A 1930s tramcar: Liverpool 762 is preserved at Birkenhead
Wolmar set out his thoughts in a Guardian article titled “In praise of the tram: how a love of cars killed the workers' transport system”. However, his reasoning misses the stark economic reality that many local authorities had to confront, especially in the years following World War 2, as well as the lack of support for light rail technology in the UK (all new trams come from mainland Europe nowadays).
Even in the last days of tram operation in the 1950s, most of the population did not have access to a car. Therefore the concept of the public being prepared to use trams rather than rely on their own transport did not enter; they had to take whatever was on offer. This was realised by Stuart Pilcher, who was in charge of the Manchester network in the late 20s and 30s. He showed that buses could replace trams, and at a lower cost.
PCC tram technology from the USA was used in the legendary Tatra T3 tram - these examples are at work in Prague
This was at the time when much of the tram infrastructure was wearing out: even though some cities introduced more modern trams and extended their networks during the 1930s, others, primarily London, began the process of abandonment. Had the war not intervened, the London system would have closed a lot earlier than 1952.
At the time London sold its surviving Feltham bogie trams to Leeds in 1950, one observer conceded that not only was the £500 cost for each tram a bargain, but that all-new ones would have cost at least £7,000. A bus could be had for around £4,000. Local authorities were as careful with public funds as today. And that was before the investment in tracks, and overhead wires. It was a huge potential expense for big cities.
Ultimate modern people movers: six-section Siemens Combino 2 trams in Budapest
Liverpool, where new trams were introduced in perhaps the largest numbers in the 1930s, had around 370 modern tramcars. But to replace the rest of the fleet in the post-war years would have needed between 450 and 500 more. Do the math, as they say: a cost differential approaching £1.5 million was difficult to justify. That is why, in the aftermath of the war, the decision was reluctantly taken to abandon the Liverpool system.
On top of that was the almost complete absence of the new technology that had been employed in the USA and mainland Europe. No UK tram operator introduced the kind of articulated tramcars built by firms like Düwag and Schindler. No UK operator introduced a tram with North American PCC technology (many in Europe did - den Haag, Brussels, Rome, Madrid and Barcelona among the adoptees).
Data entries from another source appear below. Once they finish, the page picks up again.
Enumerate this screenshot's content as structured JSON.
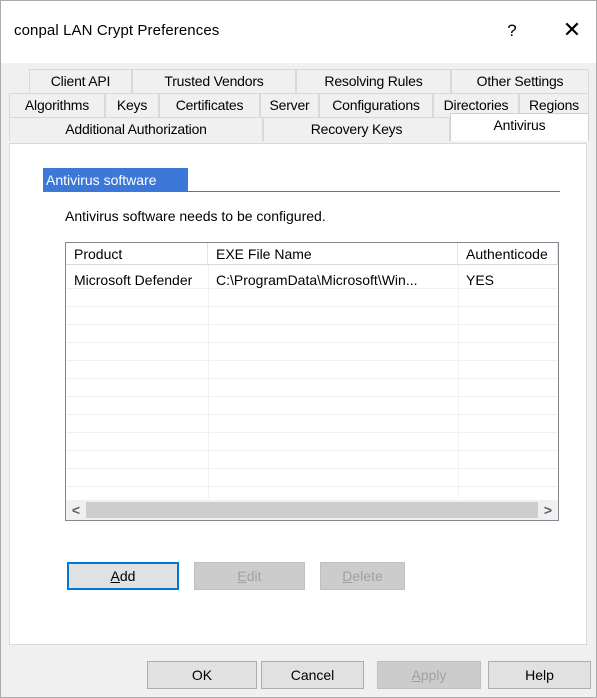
{
  "window": {
    "title": "conpal LAN Crypt Preferences",
    "help_glyph": "?",
    "close_glyph": "✕"
  },
  "tabs": {
    "row1": [
      "Client API",
      "Trusted Vendors",
      "Resolving Rules",
      "Other Settings"
    ],
    "row2": [
      "Algorithms",
      "Keys",
      "Certificates",
      "Server",
      "Configurations",
      "Directories",
      "Regions"
    ],
    "row3": [
      "Additional Authorization",
      "Recovery Keys",
      "Antivirus"
    ],
    "active": "Antivirus"
  },
  "section": {
    "header": "Antivirus software",
    "info": "Antivirus software needs to be configured."
  },
  "list": {
    "columns": [
      "Product",
      "EXE File Name",
      "Authenticode"
    ],
    "rows": [
      [
        "Microsoft Defender",
        "C:\\ProgramData\\Microsoft\\Win...",
        "YES"
      ]
    ],
    "scroll_left": "<",
    "scroll_right": ">"
  },
  "buttons": {
    "add": {
      "ul": "A",
      "rest": "dd"
    },
    "edit": {
      "ul": "E",
      "rest": "dit"
    },
    "delete": {
      "ul": "D",
      "rest": "elete"
    }
  },
  "footer": {
    "ok": "OK",
    "cancel": "Cancel",
    "apply_ul": "A",
    "apply_rest": "pply",
    "help": "Help"
  },
  "colors": {
    "accent": "#3c78d8",
    "default_button_border": "#0078d7"
  }
}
Yes, abandoning trams was short-sighted, but local authorities had to deal with where they were at the time, not where they might be decades in the future. Those taking the decisions had books to balance, not a crystal ball to scan. The reality was that buses were cheaper to buy and operate, while nobody wanted to build new trams - nor buy in to the new technology being used in other countries. Had it all happened 20 years later, the decisions may have been different. But by then it was too late.